= Supplied records =
....................
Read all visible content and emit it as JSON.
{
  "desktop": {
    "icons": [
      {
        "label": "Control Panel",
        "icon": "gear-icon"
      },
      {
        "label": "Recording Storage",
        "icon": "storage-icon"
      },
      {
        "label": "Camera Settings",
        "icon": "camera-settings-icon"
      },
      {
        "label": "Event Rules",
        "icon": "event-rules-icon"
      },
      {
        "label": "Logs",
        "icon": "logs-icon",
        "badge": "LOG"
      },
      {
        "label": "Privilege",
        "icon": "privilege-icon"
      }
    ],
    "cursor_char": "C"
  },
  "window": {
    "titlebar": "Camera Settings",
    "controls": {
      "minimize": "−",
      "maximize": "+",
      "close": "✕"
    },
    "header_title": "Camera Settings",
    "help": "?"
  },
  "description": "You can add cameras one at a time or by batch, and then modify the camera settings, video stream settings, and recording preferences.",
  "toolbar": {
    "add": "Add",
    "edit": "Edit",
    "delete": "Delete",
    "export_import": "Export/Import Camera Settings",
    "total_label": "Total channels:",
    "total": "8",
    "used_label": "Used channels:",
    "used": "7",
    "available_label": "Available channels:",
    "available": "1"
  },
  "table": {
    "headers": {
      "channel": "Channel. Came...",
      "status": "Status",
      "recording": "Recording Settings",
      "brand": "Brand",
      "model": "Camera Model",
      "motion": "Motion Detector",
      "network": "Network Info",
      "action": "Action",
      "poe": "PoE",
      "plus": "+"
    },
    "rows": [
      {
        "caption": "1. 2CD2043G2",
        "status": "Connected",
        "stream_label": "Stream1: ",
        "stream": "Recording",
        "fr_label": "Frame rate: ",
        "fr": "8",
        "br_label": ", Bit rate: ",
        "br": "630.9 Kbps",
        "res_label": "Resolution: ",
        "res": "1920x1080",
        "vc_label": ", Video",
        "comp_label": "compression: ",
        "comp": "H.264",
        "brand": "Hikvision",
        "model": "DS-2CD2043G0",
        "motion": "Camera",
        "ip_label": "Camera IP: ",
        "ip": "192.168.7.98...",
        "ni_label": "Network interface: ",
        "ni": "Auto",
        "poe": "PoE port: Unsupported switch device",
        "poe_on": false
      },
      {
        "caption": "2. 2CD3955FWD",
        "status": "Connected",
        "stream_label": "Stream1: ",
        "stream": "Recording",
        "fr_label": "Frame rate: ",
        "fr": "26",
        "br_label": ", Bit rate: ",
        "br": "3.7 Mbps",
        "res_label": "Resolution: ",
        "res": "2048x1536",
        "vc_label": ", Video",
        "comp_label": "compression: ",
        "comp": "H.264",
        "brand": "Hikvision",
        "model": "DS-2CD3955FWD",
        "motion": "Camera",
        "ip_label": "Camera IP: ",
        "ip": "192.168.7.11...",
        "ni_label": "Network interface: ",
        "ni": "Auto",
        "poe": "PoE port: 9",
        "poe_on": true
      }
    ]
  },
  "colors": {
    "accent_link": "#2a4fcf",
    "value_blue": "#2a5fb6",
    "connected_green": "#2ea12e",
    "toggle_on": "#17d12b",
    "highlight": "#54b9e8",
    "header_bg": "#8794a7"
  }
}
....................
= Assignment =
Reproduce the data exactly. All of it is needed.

= Written response =
Read all visible content and emit it as JSON.
{
  "desktop": {
    "icons": [
      {
        "label": "Control Panel",
        "icon": "gear-icon"
      },
      {
        "label": "Recording Storage",
        "icon": "storage-icon"
      },
      {
        "label": "Camera Settings",
        "icon": "camera-settings-icon"
      },
      {
        "label": "Event Rules",
        "icon": "event-rules-icon"
      },
      {
        "label": "Logs",
        "icon": "logs-icon",
        "badge": "LOG"
      },
      {
        "label": "Privilege",
        "icon": "privilege-icon"
      }
    ],
    "cursor_char": "C"
  },
  "window": {
    "titlebar": "Camera Settings",
    "controls": {
      "minimize": "−",
      "maximize": "+",
      "close": "✕"
    },
    "header_title": "Camera Settings",
    "help": "?"
  },
  "description": "You can add cameras one at a time or by batch, and then modify the camera settings, video stream settings, and recording preferences.",
  "toolbar": {
    "add": "Add",
    "edit": "Edit",
    "delete": "Delete",
    "export_import": "Export/Import Camera Settings",
    "total_label": "Total channels:",
    "total": "8",
    "used_label": "Used channels:",
    "used": "7",
    "available_label": "Available channels:",
    "available": "1"
  },
  "table": {
    "headers": {
      "channel": "Channel. Came...",
      "status": "Status",
      "recording": "Recording Settings",
      "brand": "Brand",
      "model": "Camera Model",
      "motion": "Motion Detector",
      "network": "Network Info",
      "action": "Action",
      "poe": "PoE",
      "plus": "+"
    },
    "rows": [
      {
        "caption": "1. 2CD2043G2",
        "status": "Connected",
        "stream_label": "Stream1: ",
        "stream": "Recording",
        "fr_label": "Frame rate: ",
        "fr": "8",
        "br_label": ", Bit rate: ",
        "br": "630.9 Kbps",
        "res_label": "Resolution: ",
        "res": "1920x1080",
        "vc_label": ", Video",
        "comp_label": "compression: ",
        "comp": "H.264",
        "brand": "Hikvision",
        "model": "DS-2CD2043G0",
        "motion": "Camera",
        "ip_label": "Camera IP: ",
        "ip": "192.168.7.98...",
        "ni_label": "Network interface: ",
        "ni": "Auto",
        "poe": "PoE port: Unsupported switch device",
        "poe_on": false
      },
      {
        "caption": "2. 2CD3955FWD",
        "status": "Connected",
        "stream_label": "Stream1: ",
        "stream": "Recording",
        "fr_label": "Frame rate: ",
        "fr": "26",
        "br_label": ", Bit rate: ",
        "br": "3.7 Mbps",
        "res_label": "Resolution: ",
        "res": "2048x1536",
        "vc_label": ", Video",
        "comp_label": "compression: ",
        "comp": "H.264",
        "brand": "Hikvision",
        "model": "DS-2CD3955FWD",
        "motion": "Camera",
        "ip_label": "Camera IP: ",
        "ip": "192.168.7.11...",
        "ni_label": "Network interface: ",
        "ni": "Auto",
        "poe": "PoE port: 9",
        "poe_on": true
      }
    ]
  },
  "colors": {
    "accent_link": "#2a4fcf",
    "value_blue": "#2a5fb6",
    "connected_green": "#2ea12e",
    "toggle_on": "#17d12b",
    "highlight": "#54b9e8",
    "header_bg": "#8794a7"
  }
}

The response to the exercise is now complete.